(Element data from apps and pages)
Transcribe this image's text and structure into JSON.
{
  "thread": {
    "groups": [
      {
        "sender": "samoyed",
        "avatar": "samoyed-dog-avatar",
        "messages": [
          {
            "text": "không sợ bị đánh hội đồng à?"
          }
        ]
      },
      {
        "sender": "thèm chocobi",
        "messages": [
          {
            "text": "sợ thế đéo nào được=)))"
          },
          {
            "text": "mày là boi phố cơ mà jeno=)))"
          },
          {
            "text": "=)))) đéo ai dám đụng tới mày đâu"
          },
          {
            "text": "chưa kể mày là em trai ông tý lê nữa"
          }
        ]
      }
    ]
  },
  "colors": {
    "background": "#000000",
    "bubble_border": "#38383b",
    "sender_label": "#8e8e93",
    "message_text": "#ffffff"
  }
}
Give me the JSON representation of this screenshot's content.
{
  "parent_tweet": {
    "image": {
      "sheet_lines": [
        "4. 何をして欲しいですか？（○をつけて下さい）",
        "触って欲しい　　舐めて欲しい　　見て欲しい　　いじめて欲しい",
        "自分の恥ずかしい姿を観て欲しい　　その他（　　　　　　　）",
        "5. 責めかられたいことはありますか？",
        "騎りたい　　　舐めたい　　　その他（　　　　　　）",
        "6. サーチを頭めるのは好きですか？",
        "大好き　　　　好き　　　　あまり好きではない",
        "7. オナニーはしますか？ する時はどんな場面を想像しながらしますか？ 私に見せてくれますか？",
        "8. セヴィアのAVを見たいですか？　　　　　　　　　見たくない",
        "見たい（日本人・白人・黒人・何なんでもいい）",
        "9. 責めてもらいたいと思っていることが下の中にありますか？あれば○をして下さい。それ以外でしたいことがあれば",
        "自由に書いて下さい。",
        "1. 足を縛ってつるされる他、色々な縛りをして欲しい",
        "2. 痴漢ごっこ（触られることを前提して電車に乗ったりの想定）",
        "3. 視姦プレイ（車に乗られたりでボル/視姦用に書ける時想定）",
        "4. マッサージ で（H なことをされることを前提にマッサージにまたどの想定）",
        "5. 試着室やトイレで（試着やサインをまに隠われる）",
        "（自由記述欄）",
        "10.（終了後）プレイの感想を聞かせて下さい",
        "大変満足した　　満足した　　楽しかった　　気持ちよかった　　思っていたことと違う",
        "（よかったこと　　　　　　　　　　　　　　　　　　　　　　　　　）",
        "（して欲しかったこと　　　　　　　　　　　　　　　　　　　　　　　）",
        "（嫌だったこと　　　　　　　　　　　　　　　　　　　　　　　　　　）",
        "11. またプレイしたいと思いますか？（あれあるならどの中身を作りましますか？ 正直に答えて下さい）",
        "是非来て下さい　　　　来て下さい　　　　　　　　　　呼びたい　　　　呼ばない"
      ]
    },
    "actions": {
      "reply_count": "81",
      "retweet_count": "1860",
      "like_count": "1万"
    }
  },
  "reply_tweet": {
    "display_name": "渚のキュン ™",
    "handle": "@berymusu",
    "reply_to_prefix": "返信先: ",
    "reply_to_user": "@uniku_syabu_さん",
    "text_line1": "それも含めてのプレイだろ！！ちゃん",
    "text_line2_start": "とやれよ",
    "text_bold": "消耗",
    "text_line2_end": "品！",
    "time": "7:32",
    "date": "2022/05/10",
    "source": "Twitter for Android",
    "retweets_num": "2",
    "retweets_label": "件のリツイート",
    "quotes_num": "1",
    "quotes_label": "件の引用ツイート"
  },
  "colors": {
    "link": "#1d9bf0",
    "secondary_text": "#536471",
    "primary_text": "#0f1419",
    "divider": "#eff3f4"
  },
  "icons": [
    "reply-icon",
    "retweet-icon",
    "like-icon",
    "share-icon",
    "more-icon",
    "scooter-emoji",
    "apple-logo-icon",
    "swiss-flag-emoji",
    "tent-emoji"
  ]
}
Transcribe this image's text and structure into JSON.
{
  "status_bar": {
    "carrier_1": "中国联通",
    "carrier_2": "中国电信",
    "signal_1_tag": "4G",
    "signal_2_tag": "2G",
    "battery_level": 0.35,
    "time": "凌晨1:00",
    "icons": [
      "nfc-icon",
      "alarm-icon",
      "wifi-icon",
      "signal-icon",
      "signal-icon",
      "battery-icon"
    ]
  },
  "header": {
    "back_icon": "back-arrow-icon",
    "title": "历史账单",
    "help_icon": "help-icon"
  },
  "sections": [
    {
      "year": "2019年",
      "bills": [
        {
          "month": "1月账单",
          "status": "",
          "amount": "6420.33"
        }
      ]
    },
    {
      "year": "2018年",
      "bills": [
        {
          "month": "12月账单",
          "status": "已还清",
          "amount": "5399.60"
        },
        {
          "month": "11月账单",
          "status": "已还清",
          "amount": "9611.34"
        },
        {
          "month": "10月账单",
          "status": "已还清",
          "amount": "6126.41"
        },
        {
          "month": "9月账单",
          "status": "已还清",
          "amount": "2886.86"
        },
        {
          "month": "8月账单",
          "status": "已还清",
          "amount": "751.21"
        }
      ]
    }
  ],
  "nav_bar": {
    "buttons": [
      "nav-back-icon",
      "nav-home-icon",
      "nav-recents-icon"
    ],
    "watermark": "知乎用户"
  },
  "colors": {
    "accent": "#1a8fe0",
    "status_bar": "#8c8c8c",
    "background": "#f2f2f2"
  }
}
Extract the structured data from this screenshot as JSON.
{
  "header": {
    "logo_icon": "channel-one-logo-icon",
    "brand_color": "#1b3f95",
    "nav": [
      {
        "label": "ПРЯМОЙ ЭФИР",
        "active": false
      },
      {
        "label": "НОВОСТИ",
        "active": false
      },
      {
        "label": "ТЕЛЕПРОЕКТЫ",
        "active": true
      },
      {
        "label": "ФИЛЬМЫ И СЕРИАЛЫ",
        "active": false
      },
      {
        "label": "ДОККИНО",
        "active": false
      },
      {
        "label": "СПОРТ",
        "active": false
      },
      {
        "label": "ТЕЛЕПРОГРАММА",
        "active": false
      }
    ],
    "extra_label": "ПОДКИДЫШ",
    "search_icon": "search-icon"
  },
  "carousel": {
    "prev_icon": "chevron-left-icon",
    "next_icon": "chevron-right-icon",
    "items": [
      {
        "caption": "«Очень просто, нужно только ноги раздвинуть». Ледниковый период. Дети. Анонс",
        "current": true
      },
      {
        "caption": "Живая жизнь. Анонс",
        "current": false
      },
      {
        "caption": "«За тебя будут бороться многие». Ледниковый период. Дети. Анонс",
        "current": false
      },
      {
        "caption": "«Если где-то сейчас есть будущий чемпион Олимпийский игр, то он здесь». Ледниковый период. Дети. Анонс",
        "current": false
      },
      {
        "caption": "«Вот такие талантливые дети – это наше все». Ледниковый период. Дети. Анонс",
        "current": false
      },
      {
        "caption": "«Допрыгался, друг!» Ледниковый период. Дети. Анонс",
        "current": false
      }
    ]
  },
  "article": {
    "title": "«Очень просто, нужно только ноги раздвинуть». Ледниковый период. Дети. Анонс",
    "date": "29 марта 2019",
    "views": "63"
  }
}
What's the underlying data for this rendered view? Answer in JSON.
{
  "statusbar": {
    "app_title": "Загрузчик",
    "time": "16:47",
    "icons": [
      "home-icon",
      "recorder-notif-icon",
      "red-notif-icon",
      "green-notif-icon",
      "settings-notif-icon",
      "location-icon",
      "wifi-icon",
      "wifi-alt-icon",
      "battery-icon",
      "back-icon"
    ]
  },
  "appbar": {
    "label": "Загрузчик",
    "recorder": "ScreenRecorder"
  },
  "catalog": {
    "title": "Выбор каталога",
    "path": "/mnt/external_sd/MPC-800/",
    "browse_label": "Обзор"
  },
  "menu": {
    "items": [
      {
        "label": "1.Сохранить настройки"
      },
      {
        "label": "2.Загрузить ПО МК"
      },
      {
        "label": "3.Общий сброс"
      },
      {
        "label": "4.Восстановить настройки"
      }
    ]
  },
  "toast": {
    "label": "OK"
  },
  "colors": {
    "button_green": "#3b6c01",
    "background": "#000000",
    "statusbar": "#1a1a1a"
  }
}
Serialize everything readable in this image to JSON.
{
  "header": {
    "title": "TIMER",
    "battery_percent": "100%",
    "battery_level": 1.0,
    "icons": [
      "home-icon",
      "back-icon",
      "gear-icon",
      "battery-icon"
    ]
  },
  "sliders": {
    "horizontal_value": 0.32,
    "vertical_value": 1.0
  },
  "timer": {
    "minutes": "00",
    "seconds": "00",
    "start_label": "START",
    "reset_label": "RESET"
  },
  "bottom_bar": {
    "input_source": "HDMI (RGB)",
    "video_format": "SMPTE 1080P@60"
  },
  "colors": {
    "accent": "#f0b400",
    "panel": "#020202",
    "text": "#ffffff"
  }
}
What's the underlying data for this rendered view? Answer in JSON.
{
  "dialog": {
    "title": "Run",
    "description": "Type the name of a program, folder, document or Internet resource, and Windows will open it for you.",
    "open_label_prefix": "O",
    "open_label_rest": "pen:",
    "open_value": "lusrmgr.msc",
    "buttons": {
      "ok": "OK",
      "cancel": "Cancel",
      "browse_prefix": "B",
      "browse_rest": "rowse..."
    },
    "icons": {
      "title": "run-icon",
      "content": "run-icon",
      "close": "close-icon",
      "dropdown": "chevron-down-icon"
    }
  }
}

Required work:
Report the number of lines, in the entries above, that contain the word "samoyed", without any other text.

Task solution:
2